**Exercise details**
Every line holding the string "link" should be copied out of the listing.

**Records for this exercise**

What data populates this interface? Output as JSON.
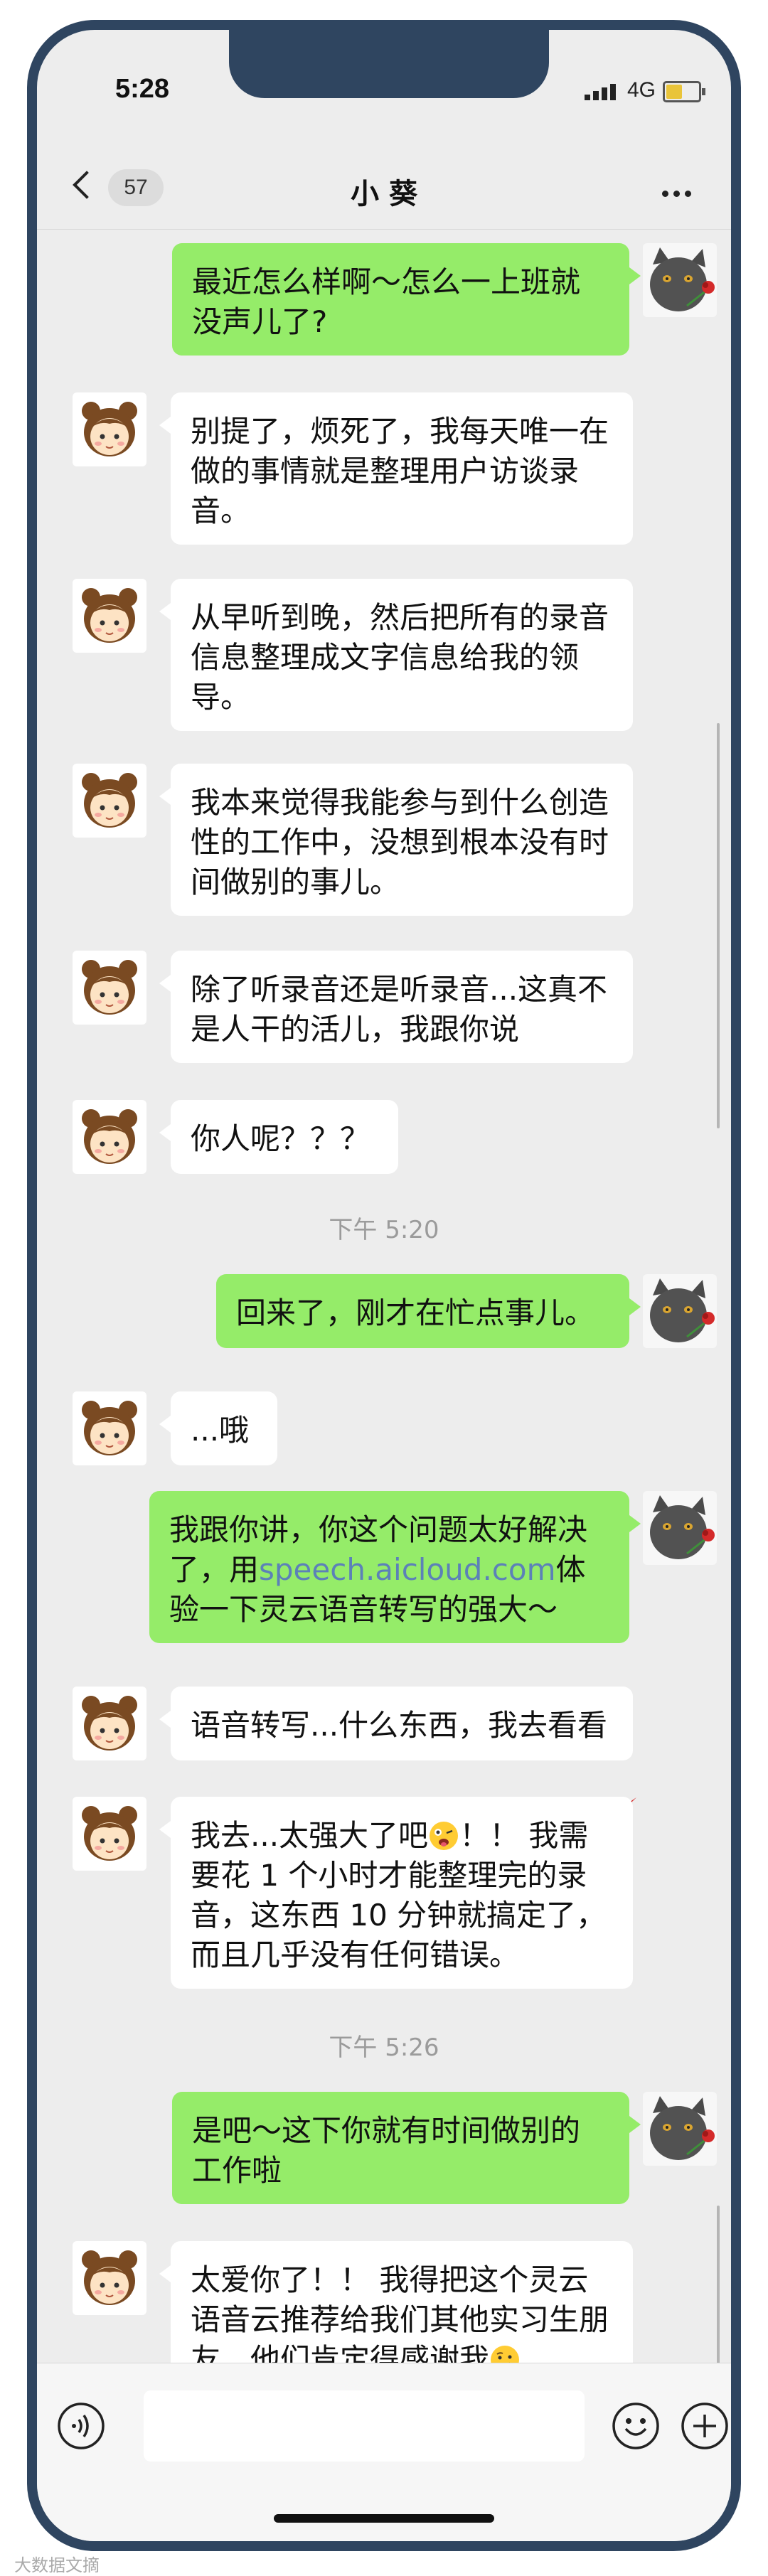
{
  "status": {
    "time": "5:28",
    "network": "4G"
  },
  "nav": {
    "unread_count": "57",
    "title": "小 葵"
  },
  "messages": [
    {
      "side": "right",
      "text": "最近怎么样啊～怎么一上班就没声儿了?"
    },
    {
      "side": "left",
      "text": "别提了，烦死了，我每天唯一在做的事情就是整理用户访谈录音。"
    },
    {
      "side": "left",
      "text": "从早听到晚，然后把所有的录音信息整理成文字信息给我的领导。"
    },
    {
      "side": "left",
      "text": "我本来觉得我能参与到什么创造性的工作中，没想到根本没有时间做别的事儿。"
    },
    {
      "side": "left",
      "text": "除了听录音还是听录音...这真不是人干的活儿，我跟你说"
    },
    {
      "side": "left",
      "text": "你人呢？？？"
    },
    {
      "side": "time",
      "text": "下午 5:20"
    },
    {
      "side": "right",
      "text": "回来了，刚才在忙点事儿。"
    },
    {
      "side": "left",
      "text": "...哦"
    },
    {
      "side": "right",
      "text_a": "我跟你讲，你这个问题太好解决了，用",
      "link": "speech.aicloud.com",
      "text_b": "体验一下灵云语音转写的强大～"
    },
    {
      "side": "left",
      "text": "语音转写...什么东西，我去看看"
    },
    {
      "side": "left",
      "text_a": "我去...太强大了吧",
      "text_b": "！！ 我需要花 1 个小时才能整理完的录音，这东西 10 分钟就搞定了，而且几乎没有任何错误。",
      "emoji": "crazy-face"
    },
    {
      "side": "time",
      "text": "下午 5:26"
    },
    {
      "side": "right",
      "text": "是吧～这下你就有时间做别的工作啦"
    },
    {
      "side": "left",
      "text": "太爱你了！！ 我得把这个灵云语音云推荐给我们其他实习生朋友，他们肯定得感谢我",
      "emoji": "thinking-face"
    }
  ],
  "input": {
    "placeholder": ""
  },
  "watermark": "大数据文摘",
  "colors": {
    "frame": "#2f4560",
    "bubble_right": "#95ec69",
    "bubble_left": "#ffffff",
    "background": "#ededed",
    "link": "#5c81b8"
  }
}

**Exercise response**
      "link": "speech.aicloud.com",
    "link": "#5c81b8"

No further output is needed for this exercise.